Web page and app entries
# # #

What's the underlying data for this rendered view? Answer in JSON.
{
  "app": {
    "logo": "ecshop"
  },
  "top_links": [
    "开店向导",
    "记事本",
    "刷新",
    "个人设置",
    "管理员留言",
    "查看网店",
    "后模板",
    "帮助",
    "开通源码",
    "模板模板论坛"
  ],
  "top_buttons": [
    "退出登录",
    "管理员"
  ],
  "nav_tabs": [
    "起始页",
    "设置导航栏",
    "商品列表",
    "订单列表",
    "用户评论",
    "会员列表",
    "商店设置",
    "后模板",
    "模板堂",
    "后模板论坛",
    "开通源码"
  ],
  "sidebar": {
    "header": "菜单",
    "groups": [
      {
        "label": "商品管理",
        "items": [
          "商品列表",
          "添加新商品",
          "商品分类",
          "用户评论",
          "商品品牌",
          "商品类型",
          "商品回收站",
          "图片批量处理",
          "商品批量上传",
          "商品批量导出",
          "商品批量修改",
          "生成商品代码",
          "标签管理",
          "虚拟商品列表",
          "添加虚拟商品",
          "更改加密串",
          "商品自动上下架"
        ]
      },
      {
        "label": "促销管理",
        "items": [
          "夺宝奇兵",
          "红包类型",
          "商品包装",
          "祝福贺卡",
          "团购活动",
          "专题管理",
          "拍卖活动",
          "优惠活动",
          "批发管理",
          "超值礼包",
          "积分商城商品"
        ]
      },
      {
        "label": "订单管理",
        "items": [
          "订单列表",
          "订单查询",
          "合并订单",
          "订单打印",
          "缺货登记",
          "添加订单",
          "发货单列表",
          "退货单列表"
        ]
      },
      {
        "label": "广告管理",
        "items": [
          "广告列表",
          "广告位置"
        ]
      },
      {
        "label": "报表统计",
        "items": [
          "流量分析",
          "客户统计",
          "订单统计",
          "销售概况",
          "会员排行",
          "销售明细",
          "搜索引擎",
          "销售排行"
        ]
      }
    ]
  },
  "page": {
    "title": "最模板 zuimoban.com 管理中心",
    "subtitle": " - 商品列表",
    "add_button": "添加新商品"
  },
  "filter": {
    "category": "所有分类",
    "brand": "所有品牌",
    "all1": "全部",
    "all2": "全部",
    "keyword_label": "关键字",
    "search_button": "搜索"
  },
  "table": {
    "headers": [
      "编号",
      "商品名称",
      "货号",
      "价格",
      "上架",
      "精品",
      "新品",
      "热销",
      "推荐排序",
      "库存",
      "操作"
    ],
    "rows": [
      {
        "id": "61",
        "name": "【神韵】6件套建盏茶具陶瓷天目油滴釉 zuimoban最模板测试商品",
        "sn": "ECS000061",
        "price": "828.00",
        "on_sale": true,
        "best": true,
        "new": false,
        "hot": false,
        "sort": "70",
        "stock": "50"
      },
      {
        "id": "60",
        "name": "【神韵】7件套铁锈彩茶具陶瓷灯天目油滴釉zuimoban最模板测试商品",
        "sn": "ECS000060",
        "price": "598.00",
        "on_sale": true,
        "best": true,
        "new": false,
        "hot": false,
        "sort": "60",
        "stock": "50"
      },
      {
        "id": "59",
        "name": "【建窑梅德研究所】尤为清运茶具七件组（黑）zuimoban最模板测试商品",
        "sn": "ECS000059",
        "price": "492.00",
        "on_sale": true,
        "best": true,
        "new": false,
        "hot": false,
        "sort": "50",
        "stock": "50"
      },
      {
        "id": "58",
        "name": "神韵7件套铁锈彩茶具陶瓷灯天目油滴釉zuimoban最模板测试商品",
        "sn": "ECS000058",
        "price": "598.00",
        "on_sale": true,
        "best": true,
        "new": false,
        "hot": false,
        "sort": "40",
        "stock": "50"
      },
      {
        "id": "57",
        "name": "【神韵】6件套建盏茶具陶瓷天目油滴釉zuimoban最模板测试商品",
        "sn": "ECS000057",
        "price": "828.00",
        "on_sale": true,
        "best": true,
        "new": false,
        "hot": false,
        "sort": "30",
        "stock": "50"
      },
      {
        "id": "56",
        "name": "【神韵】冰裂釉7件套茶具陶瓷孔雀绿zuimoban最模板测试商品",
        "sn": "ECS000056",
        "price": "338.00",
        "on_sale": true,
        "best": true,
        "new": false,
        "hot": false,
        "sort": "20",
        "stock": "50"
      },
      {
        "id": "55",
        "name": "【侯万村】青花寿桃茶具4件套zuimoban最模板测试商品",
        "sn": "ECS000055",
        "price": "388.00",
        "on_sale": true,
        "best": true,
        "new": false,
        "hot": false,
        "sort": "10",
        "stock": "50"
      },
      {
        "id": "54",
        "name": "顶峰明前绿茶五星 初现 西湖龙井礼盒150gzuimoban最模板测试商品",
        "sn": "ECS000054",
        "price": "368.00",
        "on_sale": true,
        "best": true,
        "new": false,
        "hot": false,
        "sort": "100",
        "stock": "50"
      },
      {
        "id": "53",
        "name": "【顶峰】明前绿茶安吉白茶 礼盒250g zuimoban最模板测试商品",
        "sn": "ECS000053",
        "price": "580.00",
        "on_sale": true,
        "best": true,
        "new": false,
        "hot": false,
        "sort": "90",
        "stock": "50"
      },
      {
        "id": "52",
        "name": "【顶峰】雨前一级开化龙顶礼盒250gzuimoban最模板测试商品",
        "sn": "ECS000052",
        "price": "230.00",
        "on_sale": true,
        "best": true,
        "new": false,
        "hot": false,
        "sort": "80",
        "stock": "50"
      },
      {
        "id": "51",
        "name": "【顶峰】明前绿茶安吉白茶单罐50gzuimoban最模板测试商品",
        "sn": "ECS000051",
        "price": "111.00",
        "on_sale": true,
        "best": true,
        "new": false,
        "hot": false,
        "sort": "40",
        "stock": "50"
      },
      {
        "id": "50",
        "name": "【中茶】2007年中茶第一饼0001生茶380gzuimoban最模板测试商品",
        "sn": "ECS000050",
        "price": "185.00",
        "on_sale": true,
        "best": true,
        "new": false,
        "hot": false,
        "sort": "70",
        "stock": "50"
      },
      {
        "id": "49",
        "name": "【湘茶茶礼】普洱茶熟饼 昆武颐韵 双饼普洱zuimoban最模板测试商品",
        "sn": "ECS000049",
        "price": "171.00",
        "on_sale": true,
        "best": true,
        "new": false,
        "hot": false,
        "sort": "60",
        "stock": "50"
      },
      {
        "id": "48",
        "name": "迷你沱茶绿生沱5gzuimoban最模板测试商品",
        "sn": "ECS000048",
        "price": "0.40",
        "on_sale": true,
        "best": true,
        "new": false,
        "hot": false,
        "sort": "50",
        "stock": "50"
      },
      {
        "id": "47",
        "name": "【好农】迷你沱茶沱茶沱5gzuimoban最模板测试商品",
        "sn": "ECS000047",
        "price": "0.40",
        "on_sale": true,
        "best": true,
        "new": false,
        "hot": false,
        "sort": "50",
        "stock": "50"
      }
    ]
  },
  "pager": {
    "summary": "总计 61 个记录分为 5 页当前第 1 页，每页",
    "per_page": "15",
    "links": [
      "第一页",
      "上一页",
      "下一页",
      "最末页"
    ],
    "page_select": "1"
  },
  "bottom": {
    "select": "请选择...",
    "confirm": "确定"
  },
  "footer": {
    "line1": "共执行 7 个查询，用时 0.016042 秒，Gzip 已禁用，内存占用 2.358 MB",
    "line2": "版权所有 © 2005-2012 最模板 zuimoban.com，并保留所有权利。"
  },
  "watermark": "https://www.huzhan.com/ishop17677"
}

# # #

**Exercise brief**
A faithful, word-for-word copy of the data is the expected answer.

**Solution**
What's the underlying data for this rendered view? Answer in JSON.
{
  "app": {
    "logo": "ecshop"
  },
  "top_links": [
    "开店向导",
    "记事本",
    "刷新",
    "个人设置",
    "管理员留言",
    "查看网店",
    "后模板",
    "帮助",
    "开通源码",
    "模板模板论坛"
  ],
  "top_buttons": [
    "退出登录",
    "管理员"
  ],
  "nav_tabs": [
    "起始页",
    "设置导航栏",
    "商品列表",
    "订单列表",
    "用户评论",
    "会员列表",
    "商店设置",
    "后模板",
    "模板堂",
    "后模板论坛",
    "开通源码"
  ],
  "sidebar": {
    "header": "菜单",
    "groups": [
      {
        "label": "商品管理",
        "items": [
          "商品列表",
          "添加新商品",
          "商品分类",
          "用户评论",
          "商品品牌",
          "商品类型",
          "商品回收站",
          "图片批量处理",
          "商品批量上传",
          "商品批量导出",
          "商品批量修改",
          "生成商品代码",
          "标签管理",
          "虚拟商品列表",
          "添加虚拟商品",
          "更改加密串",
          "商品自动上下架"
        ]
      },
      {
        "label": "促销管理",
        "items": [
          "夺宝奇兵",
          "红包类型",
          "商品包装",
          "祝福贺卡",
          "团购活动",
          "专题管理",
          "拍卖活动",
          "优惠活动",
          "批发管理",
          "超值礼包",
          "积分商城商品"
        ]
      },
      {
        "label": "订单管理",
        "items": [
          "订单列表",
          "订单查询",
          "合并订单",
          "订单打印",
          "缺货登记",
          "添加订单",
          "发货单列表",
          "退货单列表"
        ]
      },
      {
        "label": "广告管理",
        "items": [
          "广告列表",
          "广告位置"
        ]
      },
      {
        "label": "报表统计",
        "items": [
          "流量分析",
          "客户统计",
          "订单统计",
          "销售概况",
          "会员排行",
          "销售明细",
          "搜索引擎",
          "销售排行"
        ]
      }
    ]
  },
  "page": {
    "title": "最模板 zuimoban.com 管理中心",
    "subtitle": " - 商品列表",
    "add_button": "添加新商品"
  },
  "filter": {
    "category": "所有分类",
    "brand": "所有品牌",
    "all1": "全部",
    "all2": "全部",
    "keyword_label": "关键字",
    "search_button": "搜索"
  },
  "table": {
    "headers": [
      "编号",
      "商品名称",
      "货号",
      "价格",
      "上架",
      "精品",
      "新品",
      "热销",
      "推荐排序",
      "库存",
      "操作"
    ],
    "rows": [
      {
        "id": "61",
        "name": "【神韵】6件套建盏茶具陶瓷天目油滴釉 zuimoban最模板测试商品",
        "sn": "ECS000061",
        "price": "828.00",
        "on_sale": true,
        "best": true,
        "new": false,
        "hot": false,
        "sort": "70",
        "stock": "50"
      },
      {
        "id": "60",
        "name": "【神韵】7件套铁锈彩茶具陶瓷灯天目油滴釉zuimoban最模板测试商品",
        "sn": "ECS000060",
        "price": "598.00",
        "on_sale": true,
        "best": true,
        "new": false,
        "hot": false,
        "sort": "60",
        "stock": "50"
      },
      {
        "id": "59",
        "name": "【建窑梅德研究所】尤为清运茶具七件组（黑）zuimoban最模板测试商品",
        "sn": "ECS000059",
        "price": "492.00",
        "on_sale": true,
        "best": true,
        "new": false,
        "hot": false,
        "sort": "50",
        "stock": "50"
      },
      {
        "id": "58",
        "name": "神韵7件套铁锈彩茶具陶瓷灯天目油滴釉zuimoban最模板测试商品",
        "sn": "ECS000058",
        "price": "598.00",
        "on_sale": true,
        "best": true,
        "new": false,
        "hot": false,
        "sort": "40",
        "stock": "50"
      },
      {
        "id": "57",
        "name": "【神韵】6件套建盏茶具陶瓷天目油滴釉zuimoban最模板测试商品",
        "sn": "ECS000057",
        "price": "828.00",
        "on_sale": true,
        "best": true,
        "new": false,
        "hot": false,
        "sort": "30",
        "stock": "50"
      },
      {
        "id": "56",
        "name": "【神韵】冰裂釉7件套茶具陶瓷孔雀绿zuimoban最模板测试商品",
        "sn": "ECS000056",
        "price": "338.00",
        "on_sale": true,
        "best": true,
        "new": false,
        "hot": false,
        "sort": "20",
        "stock": "50"
      },
      {
        "id": "55",
        "name": "【侯万村】青花寿桃茶具4件套zuimoban最模板测试商品",
        "sn": "ECS000055",
        "price": "388.00",
        "on_sale": true,
        "best": true,
        "new": false,
        "hot": false,
        "sort": "10",
        "stock": "50"
      },
      {
        "id": "54",
        "name": "顶峰明前绿茶五星 初现 西湖龙井礼盒150gzuimoban最模板测试商品",
        "sn": "ECS000054",
        "price": "368.00",
        "on_sale": true,
        "best": true,
        "new": false,
        "hot": false,
        "sort": "100",
        "stock": "50"
      },
      {
        "id": "53",
        "name": "【顶峰】明前绿茶安吉白茶 礼盒250g zuimoban最模板测试商品",
        "sn": "ECS000053",
        "price": "580.00",
        "on_sale": true,
        "best": true,
        "new": false,
        "hot": false,
        "sort": "90",
        "stock": "50"
      },
      {
        "id": "52",
        "name": "【顶峰】雨前一级开化龙顶礼盒250gzuimoban最模板测试商品",
        "sn": "ECS000052",
        "price": "230.00",
        "on_sale": true,
        "best": true,
        "new": false,
        "hot": false,
        "sort": "80",
        "stock": "50"
      },
      {
        "id": "51",
        "name": "【顶峰】明前绿茶安吉白茶单罐50gzuimoban最模板测试商品",
        "sn": "ECS000051",
        "price": "111.00",
        "on_sale": true,
        "best": true,
        "new": false,
        "hot": false,
        "sort": "40",
        "stock": "50"
      },
      {
        "id": "50",
        "name": "【中茶】2007年中茶第一饼0001生茶380gzuimoban最模板测试商品",
        "sn": "ECS000050",
        "price": "185.00",
        "on_sale": true,
        "best": true,
        "new": false,
        "hot": false,
        "sort": "70",
        "stock": "50"
      },
      {
        "id": "49",
        "name": "【湘茶茶礼】普洱茶熟饼 昆武颐韵 双饼普洱zuimoban最模板测试商品",
        "sn": "ECS000049",
        "price": "171.00",
        "on_sale": true,
        "best": true,
        "new": false,
        "hot": false,
        "sort": "60",
        "stock": "50"
      },
      {
        "id": "48",
        "name": "迷你沱茶绿生沱5gzuimoban最模板测试商品",
        "sn": "ECS000048",
        "price": "0.40",
        "on_sale": true,
        "best": true,
        "new": false,
        "hot": false,
        "sort": "50",
        "stock": "50"
      },
      {
        "id": "47",
        "name": "【好农】迷你沱茶沱茶沱5gzuimoban最模板测试商品",
        "sn": "ECS000047",
        "price": "0.40",
        "on_sale": true,
        "best": true,
        "new": false,
        "hot": false,
        "sort": "50",
        "stock": "50"
      }
    ]
  },
  "pager": {
    "summary": "总计 61 个记录分为 5 页当前第 1 页，每页",
    "per_page": "15",
    "links": [
      "第一页",
      "上一页",
      "下一页",
      "最末页"
    ],
    "page_select": "1"
  },
  "bottom": {
    "select": "请选择...",
    "confirm": "确定"
  },
  "footer": {
    "line1": "共执行 7 个查询，用时 0.016042 秒，Gzip 已禁用，内存占用 2.358 MB",
    "line2": "版权所有 © 2005-2012 最模板 zuimoban.com，并保留所有权利。"
  },
  "watermark": "https://www.huzhan.com/ishop17677"
}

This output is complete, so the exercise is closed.